### ABOUT THIS EXERCISE:
All of the data below is to be printed again exactly.

### RECORDS:

────────

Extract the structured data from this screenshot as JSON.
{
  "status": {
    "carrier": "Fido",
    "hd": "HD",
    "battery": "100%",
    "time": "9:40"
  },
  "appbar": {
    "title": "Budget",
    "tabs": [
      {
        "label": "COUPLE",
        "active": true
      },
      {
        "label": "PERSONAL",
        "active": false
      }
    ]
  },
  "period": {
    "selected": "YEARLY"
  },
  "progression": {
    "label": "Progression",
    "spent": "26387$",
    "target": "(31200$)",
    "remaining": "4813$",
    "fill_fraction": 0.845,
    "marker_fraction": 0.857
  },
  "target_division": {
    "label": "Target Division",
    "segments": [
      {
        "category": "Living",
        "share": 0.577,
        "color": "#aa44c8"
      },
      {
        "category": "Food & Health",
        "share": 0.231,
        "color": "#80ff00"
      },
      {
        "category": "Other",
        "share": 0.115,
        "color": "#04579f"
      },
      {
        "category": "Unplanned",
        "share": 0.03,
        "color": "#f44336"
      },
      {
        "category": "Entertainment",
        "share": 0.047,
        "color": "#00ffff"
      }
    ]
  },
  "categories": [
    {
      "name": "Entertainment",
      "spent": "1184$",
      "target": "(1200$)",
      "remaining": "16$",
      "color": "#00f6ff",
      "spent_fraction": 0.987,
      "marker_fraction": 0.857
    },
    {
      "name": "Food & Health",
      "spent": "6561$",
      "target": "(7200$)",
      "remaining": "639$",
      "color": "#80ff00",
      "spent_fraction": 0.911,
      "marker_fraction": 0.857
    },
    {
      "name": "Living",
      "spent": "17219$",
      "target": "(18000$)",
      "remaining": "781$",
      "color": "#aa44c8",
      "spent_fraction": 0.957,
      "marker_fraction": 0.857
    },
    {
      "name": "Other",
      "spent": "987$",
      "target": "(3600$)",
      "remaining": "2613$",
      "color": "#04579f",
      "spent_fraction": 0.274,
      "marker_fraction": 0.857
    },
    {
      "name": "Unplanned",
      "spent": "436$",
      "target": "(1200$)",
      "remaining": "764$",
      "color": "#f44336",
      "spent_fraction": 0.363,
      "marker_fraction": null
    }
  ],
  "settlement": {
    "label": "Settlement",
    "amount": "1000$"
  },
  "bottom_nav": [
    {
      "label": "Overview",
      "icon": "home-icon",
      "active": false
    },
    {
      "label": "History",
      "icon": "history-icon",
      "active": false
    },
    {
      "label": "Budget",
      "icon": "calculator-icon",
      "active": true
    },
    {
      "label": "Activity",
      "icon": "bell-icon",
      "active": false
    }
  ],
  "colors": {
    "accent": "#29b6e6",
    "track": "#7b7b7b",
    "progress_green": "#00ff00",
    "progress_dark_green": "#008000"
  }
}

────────

### EXERCISE RESULT:
Extract the structured data from this screenshot as JSON.
{
  "status": {
    "carrier": "Fido",
    "hd": "HD",
    "battery": "100%",
    "time": "9:40"
  },
  "appbar": {
    "title": "Budget",
    "tabs": [
      {
        "label": "COUPLE",
        "active": true
      },
      {
        "label": "PERSONAL",
        "active": false
      }
    ]
  },
  "period": {
    "selected": "YEARLY"
  },
  "progression": {
    "label": "Progression",
    "spent": "26387$",
    "target": "(31200$)",
    "remaining": "4813$",
    "fill_fraction": 0.845,
    "marker_fraction": 0.857
  },
  "target_division": {
    "label": "Target Division",
    "segments": [
      {
        "category": "Living",
        "share": 0.577,
        "color": "#aa44c8"
      },
      {
        "category": "Food & Health",
        "share": 0.231,
        "color": "#80ff00"
      },
      {
        "category": "Other",
        "share": 0.115,
        "color": "#04579f"
      },
      {
        "category": "Unplanned",
        "share": 0.03,
        "color": "#f44336"
      },
      {
        "category": "Entertainment",
        "share": 0.047,
        "color": "#00ffff"
      }
    ]
  },
  "categories": [
    {
      "name": "Entertainment",
      "spent": "1184$",
      "target": "(1200$)",
      "remaining": "16$",
      "color": "#00f6ff",
      "spent_fraction": 0.987,
      "marker_fraction": 0.857
    },
    {
      "name": "Food & Health",
      "spent": "6561$",
      "target": "(7200$)",
      "remaining": "639$",
      "color": "#80ff00",
      "spent_fraction": 0.911,
      "marker_fraction": 0.857
    },
    {
      "name": "Living",
      "spent": "17219$",
      "target": "(18000$)",
      "remaining": "781$",
      "color": "#aa44c8",
      "spent_fraction": 0.957,
      "marker_fraction": 0.857
    },
    {
      "name": "Other",
      "spent": "987$",
      "target": "(3600$)",
      "remaining": "2613$",
      "color": "#04579f",
      "spent_fraction": 0.274,
      "marker_fraction": 0.857
    },
    {
      "name": "Unplanned",
      "spent": "436$",
      "target": "(1200$)",
      "remaining": "764$",
      "color": "#f44336",
      "spent_fraction": 0.363,
      "marker_fraction": null
    }
  ],
  "settlement": {
    "label": "Settlement",
    "amount": "1000$"
  },
  "bottom_nav": [
    {
      "label": "Overview",
      "icon": "home-icon",
      "active": false
    },
    {
      "label": "History",
      "icon": "history-icon",
      "active": false
    },
    {
      "label": "Budget",
      "icon": "calculator-icon",
      "active": true
    },
    {
      "label": "Activity",
      "icon": "bell-icon",
      "active": false
    }
  ],
  "colors": {
    "accent": "#29b6e6",
    "track": "#7b7b7b",
    "progress_green": "#00ff00",
    "progress_dark_green": "#008000"
  }
}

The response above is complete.